Obviously, you want to buy a share when it is at a low point in its cycle – after it has fallen so that you can get it cheaply. But when a share falls there is always a reason – and you might be concerned that it could fall further. There is usually considerable negative press which accompanies a falling share and you will definitely feel the risk of investing. In fact, if you don’t feel the risk you are probably not going to make any money.
Of course, the ideal place to buy a share is somewhere close to its cycle bottom – and that means that you must “see a mountain behind you”. In other words, the share should preferably have fallen from a much higher price.
At the same time, it is far better if the share is an established blue chip with a solid business and a long track-record of being profitable. That way you can be fairly certain that it is not going to fail completely and that sooner or later institutional fund managers will begin buying it again.
One of the ways to mitigate the risk is to at least wait until the share has turned and is moving up again. Ideally, you want to buy it when it is past its lowest point and is recovering. You are looking for some sort of upside breakout.
So, where do you find such a share? In this article we would like to draw your attention to a high-quality share which may be worthy of your consideration.
Spur (SUR) is a very well-known franchisor of fast-food restaurants in South Africa and has branches overseas. About two-thirds of its sales in South Africa come from Spur Steak Ranches, and the balance comes from a variety of franchise brands which the company has acquired over the years. Among these are John Dory, Panarottis and, more recently, RocoMamas and Hussar Grill.
It would appear that South Africans (at least those who can still afford restaurant food) are somewhat bored with the well-known brands such as Spur, but are attracted to the recently-acquired brands of smash burger specialist, RocoMamas and steakhouse Hussar Grill.
Spur’s share price is very much determined by consumer spending, which has been under pressure with a 1% hike in VAT and rising petrol prices. Spur bought back the 10% of its shares which were held by Grand Parade Investments (GPI) in June 2019.
In its results for the year to 30th June 2019, the company reported turnover up 5,9% with headline earnings per share (HEPS) up 10,8%. The share’s net asset value (NAV) was up 3,6%. The company said, “Spur Corporation posted a resilient performance as total franchised restaurant sales increased by 7.2% to R7.6 billion. Trading conditions continue to be challenging in the low growth domestic market while the group’s international business was impacted by the weak economy and high operating costs in Australia”.

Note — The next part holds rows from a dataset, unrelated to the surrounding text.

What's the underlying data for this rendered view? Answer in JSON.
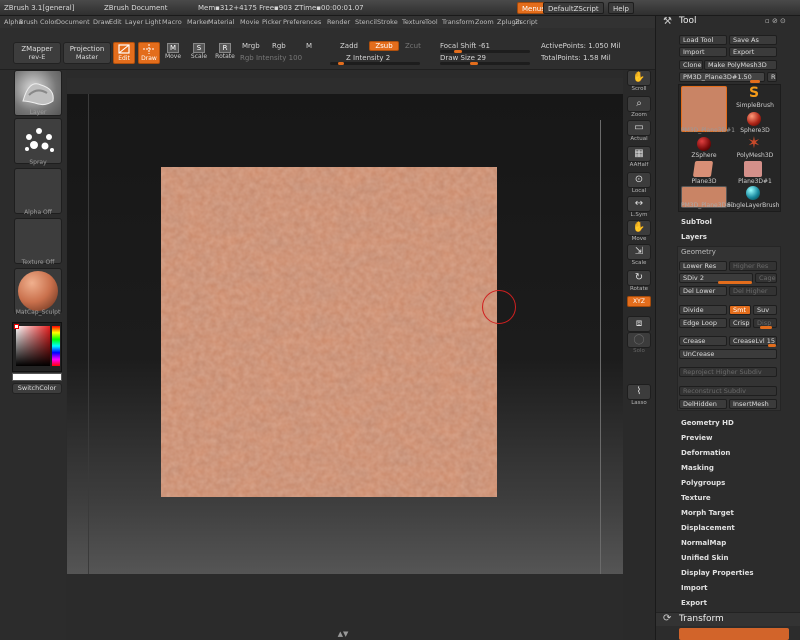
{
  "titlebar": {
    "app": "ZBrush  3.1[general]",
    "document": "ZBrush Document",
    "stats": "Mem▪312+4175  Free▪903  ZTime▪00:00:01.07",
    "menus_label": "Menus",
    "script_label": "DefaultZScript",
    "help_label": "Help"
  },
  "menubar": [
    "Alpha",
    "Brush",
    "Color",
    "Document",
    "Draw",
    "Edit",
    "Layer",
    "Light",
    "Macro",
    "Marker",
    "Material",
    "Movie",
    "Picker",
    "Preferences",
    "Render",
    "Stencil",
    "Stroke",
    "Texture",
    "Tool",
    "Transform",
    "Zoom",
    "Zplugin",
    "Zscript"
  ],
  "shelf": {
    "zmapper": "ZMapper",
    "zmapper_sub": "rev-E",
    "projection": "Projection",
    "projection_sub": "Master",
    "edit": "Edit",
    "draw": "Draw",
    "move": "Move",
    "scale": "Scale",
    "rotate": "Rotate",
    "mrgb": "Mrgb",
    "rgb": "Rgb",
    "m": "M",
    "rgb_intensity": "Rgb Intensity 100",
    "zadd": "Zadd",
    "zsub": "Zsub",
    "zcut": "Zcut",
    "z_intensity": "Z Intensity 2",
    "focal_shift": "Focal Shift -61",
    "draw_size": "Draw Size 29",
    "active_points": "ActivePoints: 1.050 Mil",
    "total_points": "TotalPoints: 1.58 Mil"
  },
  "lefttray": {
    "layer": "Layer",
    "spray": "Spray",
    "alpha_off": "Alpha Off",
    "texture_off": "Texture Off",
    "matcap": "MatCap_Sculpt",
    "switchcolor": "SwitchColor"
  },
  "righttray": [
    "Scroll",
    "Zoom",
    "Actual",
    "AAHalf",
    "Local",
    "L.Sym",
    "Move",
    "Scale",
    "Rotate",
    "XYZ",
    "Frame",
    "Solo",
    "Lasso"
  ],
  "tool": {
    "title": "Tool",
    "load_tool": "Load Tool",
    "save_as": "Save As",
    "import": "Import",
    "export": "Export",
    "clone": "Clone",
    "make_polymesh": "Make PolyMesh3D",
    "current_tool": "PM3D_Plane3D#1.50",
    "r": "R",
    "tools": [
      "PM3D_Plane3D#1",
      "SimpleBrush",
      "Sphere3D",
      "ZSphere",
      "PolyMesh3D",
      "Plane3D",
      "Plane3D#1",
      "PM3D_Plane3D#1",
      "SingleLayerBrush"
    ],
    "subtool": "SubTool",
    "layers": "Layers",
    "geometry": "Geometry",
    "lower_res": "Lower Res",
    "higher_res": "Higher Res",
    "sdiv": "SDiv 2",
    "cage": "Cage",
    "del_lower": "Del Lower",
    "del_higher": "Del Higher",
    "divide": "Divide",
    "smt": "Smt",
    "suv": "Suv",
    "edge_loop": "Edge Loop",
    "crisp": "Crisp",
    "disp": "Disp",
    "crease": "Crease",
    "creaselvl": "CreaseLvl 15",
    "uncrease": "UnCrease",
    "reproject": "Reproject Higher Subdiv",
    "reconstruct": "Reconstruct Subdiv",
    "delhidden": "DelHidden",
    "insertmesh": "InsertMesh",
    "sections": [
      "Geometry HD",
      "Preview",
      "Deformation",
      "Masking",
      "Polygroups",
      "Texture",
      "Morph Target",
      "Displacement",
      "NormalMap",
      "Unified Skin",
      "Display Properties",
      "Import",
      "Export"
    ],
    "transform": "Transform"
  },
  "colors": {
    "accent": "#e36d1c",
    "skin": "#c98465",
    "panel": "#2c2c2c"
  }
}
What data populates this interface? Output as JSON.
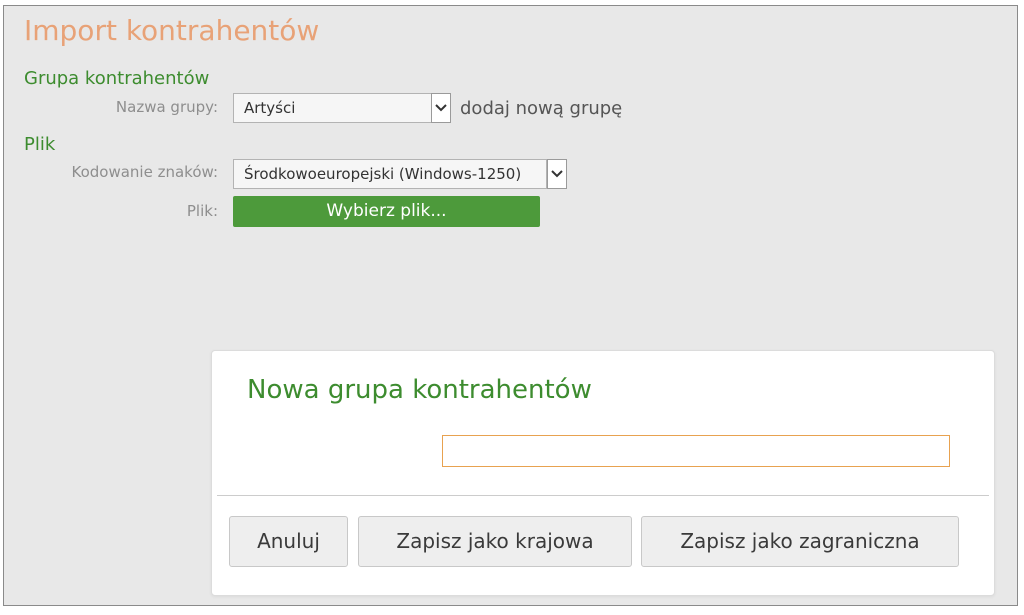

A massive head-and-shoulders formation has occurred in this share with the left shoulder in 2013 and 2014, the head at May 2015 and the right shoulder at February 2017. The neckline was broken when the share fell below 2860c at the beginning of 2018. In the end, the share reached a low of just over R20, but it now seems to be recovering. On a P:E of 13,5 and a dividend yield (DY) of 4,6% it looks like good value especially if you believe that the South African economy will recover.
Spur Corporation (SUR) June 2013 to September 2019 – Chart by ShareFriend Pro (Click to Enlarge Image)
Obviously, a share like Spur is consumer-facing and as such depends on the ability of consumers to buy restaurant food. So a major consideration here must be whether you think that the South African economy is about to recover or not. If you think that we are in for further bad news on the economic front, then you should leave this share alone. But if you think that we are in that “darkest before dawn” phase, then it may well be worth considering.
One thing you can be sure of – you will be paying nearly half the price for this share than those who bought it for R40 in the middle of 2015 – so you are doing a whole lot better than them!
All information and data contained within the PDSnet Articles is for informational purposes only. PDSnet makes no representations as to the accuracy, completeness, suitability, or validity, of any information, and shall not be liable for any errors, omissions, or any losses, injuries, or damages arising from its display or use. Information in the PDSnet Articles are based on the author’s opinion and experience and should not be considered professional financial investment advice. The ideas and strategies should never be used without first assessing your own personal and financial situation, or without consulting a financial professional. Thoughts and opinions will also change from time to time as more information is accumulated. PDSnet reserves the right to delete any comment or opinion for any reason.